Task description
Your output is one number, the count of lines in the listing below that hold the word "Which".

Data provided

▬▬▬

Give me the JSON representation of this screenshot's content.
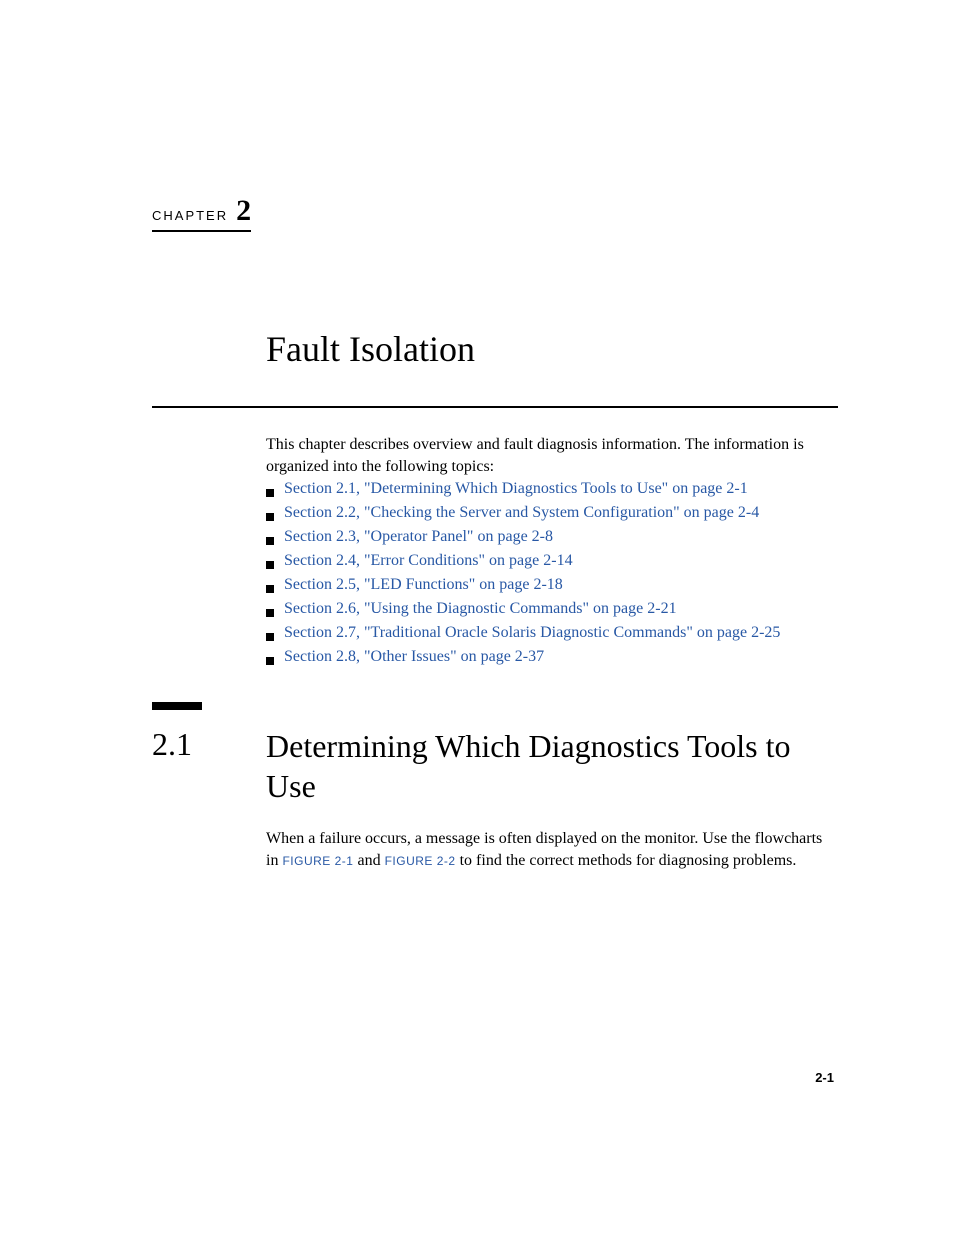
{
  "chapter": {
    "label": "CHAPTER",
    "number": "2",
    "title": "Fault Isolation"
  },
  "intro": "This chapter describes overview and fault diagnosis information. The information is organized into the following topics:",
  "toc": [
    "Section 2.1, \"Determining Which Diagnostics Tools to Use\" on page 2-1",
    "Section 2.2, \"Checking the Server and System Configuration\" on page 2-4",
    "Section 2.3, \"Operator Panel\" on page 2-8",
    "Section 2.4, \"Error Conditions\" on page 2-14",
    "Section 2.5, \"LED Functions\" on page 2-18",
    "Section 2.6, \"Using the Diagnostic Commands\" on page 2-21",
    "Section 2.7, \"Traditional Oracle Solaris Diagnostic Commands\" on page 2-25",
    "Section 2.8, \"Other Issues\" on page 2-37"
  ],
  "section": {
    "number": "2.1",
    "title": "Determining Which Diagnostics Tools to Use",
    "body_pre": "When a failure occurs, a message is often displayed on the monitor. Use the flowcharts in ",
    "fig1": "FIGURE 2-1",
    "body_mid": " and ",
    "fig2": "FIGURE 2-2",
    "body_post": " to find the correct methods for diagnosing problems."
  },
  "page_number": "2-1"
}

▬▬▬

Task response
2